With no edits of any kind, print each record that follows.

DATASET CONTENT:
------------------------------------------------------------------------

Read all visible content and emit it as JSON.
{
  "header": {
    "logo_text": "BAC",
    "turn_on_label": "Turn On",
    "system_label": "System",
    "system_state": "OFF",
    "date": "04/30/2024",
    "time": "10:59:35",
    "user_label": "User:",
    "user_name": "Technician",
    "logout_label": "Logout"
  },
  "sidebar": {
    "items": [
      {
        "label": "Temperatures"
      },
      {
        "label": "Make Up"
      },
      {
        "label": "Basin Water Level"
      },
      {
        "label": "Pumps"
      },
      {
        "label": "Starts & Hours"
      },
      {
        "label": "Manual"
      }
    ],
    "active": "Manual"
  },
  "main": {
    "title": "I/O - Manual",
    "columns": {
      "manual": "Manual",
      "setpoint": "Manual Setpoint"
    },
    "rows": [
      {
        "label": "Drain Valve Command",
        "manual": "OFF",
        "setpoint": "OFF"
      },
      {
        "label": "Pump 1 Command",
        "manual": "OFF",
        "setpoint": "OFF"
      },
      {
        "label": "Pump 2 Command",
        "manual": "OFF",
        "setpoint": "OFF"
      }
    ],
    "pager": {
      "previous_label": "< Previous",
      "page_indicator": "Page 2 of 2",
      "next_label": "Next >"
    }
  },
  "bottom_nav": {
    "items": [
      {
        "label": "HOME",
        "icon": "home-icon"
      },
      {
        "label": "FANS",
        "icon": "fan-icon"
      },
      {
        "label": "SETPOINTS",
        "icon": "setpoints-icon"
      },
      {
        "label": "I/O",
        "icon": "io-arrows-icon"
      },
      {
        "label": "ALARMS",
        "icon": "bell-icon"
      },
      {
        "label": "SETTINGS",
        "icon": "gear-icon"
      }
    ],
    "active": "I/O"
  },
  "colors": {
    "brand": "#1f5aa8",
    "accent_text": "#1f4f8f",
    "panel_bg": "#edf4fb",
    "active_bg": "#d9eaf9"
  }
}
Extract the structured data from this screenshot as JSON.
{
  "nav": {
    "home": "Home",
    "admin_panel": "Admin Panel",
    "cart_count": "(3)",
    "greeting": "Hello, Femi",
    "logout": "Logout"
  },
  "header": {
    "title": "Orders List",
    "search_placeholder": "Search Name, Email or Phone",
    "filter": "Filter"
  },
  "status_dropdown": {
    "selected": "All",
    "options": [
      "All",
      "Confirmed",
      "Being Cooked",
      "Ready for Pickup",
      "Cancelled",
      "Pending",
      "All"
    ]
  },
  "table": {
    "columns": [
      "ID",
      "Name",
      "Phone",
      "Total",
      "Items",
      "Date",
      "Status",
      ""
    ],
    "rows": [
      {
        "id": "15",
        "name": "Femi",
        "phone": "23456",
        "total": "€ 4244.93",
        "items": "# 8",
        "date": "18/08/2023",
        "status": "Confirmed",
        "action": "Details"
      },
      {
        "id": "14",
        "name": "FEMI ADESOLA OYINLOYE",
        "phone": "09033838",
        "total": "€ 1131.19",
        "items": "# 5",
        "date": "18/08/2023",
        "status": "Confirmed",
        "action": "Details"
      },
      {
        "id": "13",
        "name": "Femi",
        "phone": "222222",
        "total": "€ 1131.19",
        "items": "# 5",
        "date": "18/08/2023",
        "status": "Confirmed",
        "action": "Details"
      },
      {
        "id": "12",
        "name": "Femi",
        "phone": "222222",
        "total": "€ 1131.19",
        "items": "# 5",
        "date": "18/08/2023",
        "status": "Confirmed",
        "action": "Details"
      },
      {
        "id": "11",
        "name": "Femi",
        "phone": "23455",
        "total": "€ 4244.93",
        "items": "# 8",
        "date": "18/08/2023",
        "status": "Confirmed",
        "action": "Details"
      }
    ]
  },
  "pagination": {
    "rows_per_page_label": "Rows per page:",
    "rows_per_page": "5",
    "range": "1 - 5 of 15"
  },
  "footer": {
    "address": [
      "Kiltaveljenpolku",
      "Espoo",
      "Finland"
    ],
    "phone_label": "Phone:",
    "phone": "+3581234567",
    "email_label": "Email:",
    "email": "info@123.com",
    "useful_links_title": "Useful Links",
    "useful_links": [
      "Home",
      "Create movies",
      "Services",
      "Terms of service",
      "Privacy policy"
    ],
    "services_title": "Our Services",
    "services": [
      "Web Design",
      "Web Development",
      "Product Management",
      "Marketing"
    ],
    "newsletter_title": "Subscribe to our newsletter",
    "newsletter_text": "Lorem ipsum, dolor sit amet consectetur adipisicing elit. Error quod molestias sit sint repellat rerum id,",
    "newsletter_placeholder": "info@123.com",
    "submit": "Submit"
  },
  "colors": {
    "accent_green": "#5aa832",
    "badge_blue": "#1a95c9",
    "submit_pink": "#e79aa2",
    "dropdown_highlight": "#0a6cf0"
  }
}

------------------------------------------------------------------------

OUTPUT OF THE TASK:
Read all visible content and emit it as JSON.
{
  "header": {
    "logo_text": "BAC",
    "turn_on_label": "Turn On",
    "system_label": "System",
    "system_state": "OFF",
    "date": "04/30/2024",
    "time": "10:59:35",
    "user_label": "User:",
    "user_name": "Technician",
    "logout_label": "Logout"
  },
  "sidebar": {
    "items": [
      {
        "label": "Temperatures"
      },
      {
        "label": "Make Up"
      },
      {
        "label": "Basin Water Level"
      },
      {
        "label": "Pumps"
      },
      {
        "label": "Starts & Hours"
      },
      {
        "label": "Manual"
      }
    ],
    "active": "Manual"
  },
  "main": {
    "title": "I/O - Manual",
    "columns": {
      "manual": "Manual",
      "setpoint": "Manual Setpoint"
    },
    "rows": [
      {
        "label": "Drain Valve Command",
        "manual": "OFF",
        "setpoint": "OFF"
      },
      {
        "label": "Pump 1 Command",
        "manual": "OFF",
        "setpoint": "OFF"
      },
      {
        "label": "Pump 2 Command",
        "manual": "OFF",
        "setpoint": "OFF"
      }
    ],
    "pager": {
      "previous_label": "< Previous",
      "page_indicator": "Page 2 of 2",
      "next_label": "Next >"
    }
  },
  "bottom_nav": {
    "items": [
      {
        "label": "HOME",
        "icon": "home-icon"
      },
      {
        "label": "FANS",
        "icon": "fan-icon"
      },
      {
        "label": "SETPOINTS",
        "icon": "setpoints-icon"
      },
      {
        "label": "I/O",
        "icon": "io-arrows-icon"
      },
      {
        "label": "ALARMS",
        "icon": "bell-icon"
      },
      {
        "label": "SETTINGS",
        "icon": "gear-icon"
      }
    ],
    "active": "I/O"
  },
  "colors": {
    "brand": "#1f5aa8",
    "accent_text": "#1f4f8f",
    "panel_bg": "#edf4fb",
    "active_bg": "#d9eaf9"
  }
}
Extract the structured data from this screenshot as JSON.
{
  "nav": {
    "home": "Home",
    "admin_panel": "Admin Panel",
    "cart_count": "(3)",
    "greeting": "Hello, Femi",
    "logout": "Logout"
  },
  "header": {
    "title": "Orders List",
    "search_placeholder": "Search Name, Email or Phone",
    "filter": "Filter"
  },
  "status_dropdown": {
    "selected": "All",
    "options": [
      "All",
      "Confirmed",
      "Being Cooked",
      "Ready for Pickup",
      "Cancelled",
      "Pending",
      "All"
    ]
  },
  "table": {
    "columns": [
      "ID",
      "Name",
      "Phone",
      "Total",
      "Items",
      "Date",
      "Status",
      ""
    ],
    "rows": [
      {
        "id": "15",
        "name": "Femi",
        "phone": "23456",
        "total": "€ 4244.93",
        "items": "# 8",
        "date": "18/08/2023",
        "status": "Confirmed",
        "action": "Details"
      },
      {
        "id": "14",
        "name": "FEMI ADESOLA OYINLOYE",
        "phone": "09033838",
        "total": "€ 1131.19",
        "items": "# 5",
        "date": "18/08/2023",
        "status": "Confirmed",
        "action": "Details"
      },
      {
        "id": "13",
        "name": "Femi",
        "phone": "222222",
        "total": "€ 1131.19",
        "items": "# 5",
        "date": "18/08/2023",
        "status": "Confirmed",
        "action": "Details"
      },
      {
        "id": "12",
        "name": "Femi",
        "phone": "222222",
        "total": "€ 1131.19",
        "items": "# 5",
        "date": "18/08/2023",
        "status": "Confirmed",
        "action": "Details"
      },
      {
        "id": "11",
        "name": "Femi",
        "phone": "23455",
        "total": "€ 4244.93",
        "items": "# 8",
        "date": "18/08/2023",
        "status": "Confirmed",
        "action": "Details"
      }
    ]
  },
  "pagination": {
    "rows_per_page_label": "Rows per page:",
    "rows_per_page": "5",
    "range": "1 - 5 of 15"
  },
  "footer": {
    "address": [
      "Kiltaveljenpolku",
      "Espoo",
      "Finland"
    ],
    "phone_label": "Phone:",
    "phone": "+3581234567",
    "email_label": "Email:",
    "email": "info@123.com",
    "useful_links_title": "Useful Links",
    "useful_links": [
      "Home",
      "Create movies",
      "Services",
      "Terms of service",
      "Privacy policy"
    ],
    "services_title": "Our Services",
    "services": [
      "Web Design",
      "Web Development",
      "Product Management",
      "Marketing"
    ],
    "newsletter_title": "Subscribe to our newsletter",
    "newsletter_text": "Lorem ipsum, dolor sit amet consectetur adipisicing elit. Error quod molestias sit sint repellat rerum id,",
    "newsletter_placeholder": "info@123.com",
    "submit": "Submit"
  },
  "colors": {
    "accent_green": "#5aa832",
    "badge_blue": "#1a95c9",
    "submit_pink": "#e79aa2",
    "dropdown_highlight": "#0a6cf0"
  }
}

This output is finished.